Physical function and health-related quality-of-life in a population-based sample

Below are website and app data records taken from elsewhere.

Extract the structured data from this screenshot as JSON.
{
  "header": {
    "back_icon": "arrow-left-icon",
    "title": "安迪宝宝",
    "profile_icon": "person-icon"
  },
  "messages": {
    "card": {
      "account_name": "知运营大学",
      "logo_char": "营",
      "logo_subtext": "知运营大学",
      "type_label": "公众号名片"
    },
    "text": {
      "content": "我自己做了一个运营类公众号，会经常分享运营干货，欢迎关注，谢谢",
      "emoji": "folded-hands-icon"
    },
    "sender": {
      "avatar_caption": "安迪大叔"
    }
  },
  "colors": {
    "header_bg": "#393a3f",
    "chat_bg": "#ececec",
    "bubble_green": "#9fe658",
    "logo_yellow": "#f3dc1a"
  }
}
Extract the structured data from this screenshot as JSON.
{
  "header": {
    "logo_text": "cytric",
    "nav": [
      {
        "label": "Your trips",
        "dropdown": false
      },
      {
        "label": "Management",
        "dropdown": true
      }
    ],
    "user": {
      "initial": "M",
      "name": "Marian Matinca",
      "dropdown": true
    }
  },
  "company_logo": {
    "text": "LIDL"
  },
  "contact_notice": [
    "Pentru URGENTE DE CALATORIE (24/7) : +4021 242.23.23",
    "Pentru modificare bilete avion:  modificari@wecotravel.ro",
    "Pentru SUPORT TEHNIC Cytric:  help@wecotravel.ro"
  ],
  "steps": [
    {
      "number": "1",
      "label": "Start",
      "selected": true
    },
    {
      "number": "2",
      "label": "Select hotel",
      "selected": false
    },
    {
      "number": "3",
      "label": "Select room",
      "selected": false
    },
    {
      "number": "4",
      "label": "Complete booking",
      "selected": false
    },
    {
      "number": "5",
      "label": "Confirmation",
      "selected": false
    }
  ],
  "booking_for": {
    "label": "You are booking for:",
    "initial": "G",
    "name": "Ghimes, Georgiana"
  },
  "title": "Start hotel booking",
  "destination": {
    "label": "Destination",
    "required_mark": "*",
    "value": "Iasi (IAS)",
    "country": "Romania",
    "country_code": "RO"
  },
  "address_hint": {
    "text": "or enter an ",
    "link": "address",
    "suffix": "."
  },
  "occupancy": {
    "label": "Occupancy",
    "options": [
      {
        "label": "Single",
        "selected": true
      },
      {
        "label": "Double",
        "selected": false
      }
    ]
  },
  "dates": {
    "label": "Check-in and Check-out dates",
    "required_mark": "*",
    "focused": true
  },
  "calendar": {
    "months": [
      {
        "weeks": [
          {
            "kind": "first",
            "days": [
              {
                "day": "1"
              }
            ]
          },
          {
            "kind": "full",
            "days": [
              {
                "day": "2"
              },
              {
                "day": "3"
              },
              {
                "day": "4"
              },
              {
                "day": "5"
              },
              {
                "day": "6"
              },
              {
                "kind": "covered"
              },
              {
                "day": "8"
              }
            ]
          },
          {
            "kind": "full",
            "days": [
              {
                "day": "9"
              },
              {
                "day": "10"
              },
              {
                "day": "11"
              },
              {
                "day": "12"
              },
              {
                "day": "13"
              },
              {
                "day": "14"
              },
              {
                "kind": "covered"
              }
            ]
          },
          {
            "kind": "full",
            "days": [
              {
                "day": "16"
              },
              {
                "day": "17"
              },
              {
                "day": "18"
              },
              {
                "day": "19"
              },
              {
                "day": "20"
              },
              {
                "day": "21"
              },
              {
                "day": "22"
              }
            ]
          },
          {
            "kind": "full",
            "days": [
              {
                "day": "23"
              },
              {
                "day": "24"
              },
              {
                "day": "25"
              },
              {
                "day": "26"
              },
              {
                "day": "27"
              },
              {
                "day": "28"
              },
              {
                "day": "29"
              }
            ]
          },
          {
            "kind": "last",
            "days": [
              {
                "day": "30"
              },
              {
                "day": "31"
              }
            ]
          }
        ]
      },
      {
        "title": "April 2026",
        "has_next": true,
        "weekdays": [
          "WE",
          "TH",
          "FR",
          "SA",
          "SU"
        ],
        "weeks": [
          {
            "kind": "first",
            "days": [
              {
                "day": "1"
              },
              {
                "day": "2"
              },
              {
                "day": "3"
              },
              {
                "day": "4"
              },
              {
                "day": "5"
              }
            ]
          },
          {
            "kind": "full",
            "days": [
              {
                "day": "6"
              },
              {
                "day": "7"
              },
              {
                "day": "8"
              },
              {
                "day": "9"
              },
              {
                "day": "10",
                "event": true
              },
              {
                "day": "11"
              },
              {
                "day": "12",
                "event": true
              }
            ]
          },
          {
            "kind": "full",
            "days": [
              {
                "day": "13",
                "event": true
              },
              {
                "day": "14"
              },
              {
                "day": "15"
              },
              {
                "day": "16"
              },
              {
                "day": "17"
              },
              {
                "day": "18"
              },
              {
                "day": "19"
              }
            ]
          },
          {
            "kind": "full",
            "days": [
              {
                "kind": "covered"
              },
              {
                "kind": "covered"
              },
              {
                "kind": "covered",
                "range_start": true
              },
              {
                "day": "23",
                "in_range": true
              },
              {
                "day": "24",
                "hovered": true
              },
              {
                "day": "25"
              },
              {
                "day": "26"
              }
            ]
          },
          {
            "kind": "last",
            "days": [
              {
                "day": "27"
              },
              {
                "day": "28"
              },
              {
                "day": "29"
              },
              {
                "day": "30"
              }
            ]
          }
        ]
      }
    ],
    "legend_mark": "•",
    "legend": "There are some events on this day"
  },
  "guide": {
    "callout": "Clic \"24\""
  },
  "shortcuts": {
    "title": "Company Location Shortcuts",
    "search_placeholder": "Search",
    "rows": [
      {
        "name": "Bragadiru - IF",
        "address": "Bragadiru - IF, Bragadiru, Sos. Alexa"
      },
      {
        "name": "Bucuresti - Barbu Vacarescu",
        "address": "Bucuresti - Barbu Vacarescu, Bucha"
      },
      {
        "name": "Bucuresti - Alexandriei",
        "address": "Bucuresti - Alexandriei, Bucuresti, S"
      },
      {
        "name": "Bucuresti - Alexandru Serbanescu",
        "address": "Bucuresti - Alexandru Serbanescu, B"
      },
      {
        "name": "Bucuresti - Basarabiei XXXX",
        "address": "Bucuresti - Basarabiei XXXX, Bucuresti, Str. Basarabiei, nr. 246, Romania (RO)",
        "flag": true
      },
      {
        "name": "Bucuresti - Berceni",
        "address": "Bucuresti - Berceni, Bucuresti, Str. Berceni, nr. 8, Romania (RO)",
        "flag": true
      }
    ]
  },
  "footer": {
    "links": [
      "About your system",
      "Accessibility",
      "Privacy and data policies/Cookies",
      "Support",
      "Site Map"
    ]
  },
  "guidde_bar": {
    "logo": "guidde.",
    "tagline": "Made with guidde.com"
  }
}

AbstractBackground . It is of interest to understand whether impaired physical function is associated with health-related quality-of-life (HRQOL). We examined upper and lower body physical function and its relationship with two domains of HRQOL among men. Methods . We conducted a population-based observational study of musculoskeletal health among Boston, MA residents, the Boston Area Community Health/Bone Survey. Participants were 1219 randomly-selected Black, Hispanic, and White males (30––79 years). Upper body function was measured using hand grip strength, while lower body function was measured by combining a timed walk and a chair stand test. HRQOL was measured using the physical (PCS-12) and mental health (MCS-12) component scores of the SF-12. Multivariate linear regression models were used to estimate the association between poor function and HRQOL. Results . There was a significant association of poor upper body physical function with the MCS-12 (ββ coefficient: −−4.12, p == 0.003) but not the PCS-12 (ββ coefficient: 0.79, p == 0.30) compared to those without poor function. Those with poor lower body physical function had significantly lower PCS-12 scores (ββ: −−2.95, p == 0.007), compared to those without poor function, but an association was not observed for MCS-12 scores. Conclusions . Domains of physical function were not consistently related to domains of HRQOL.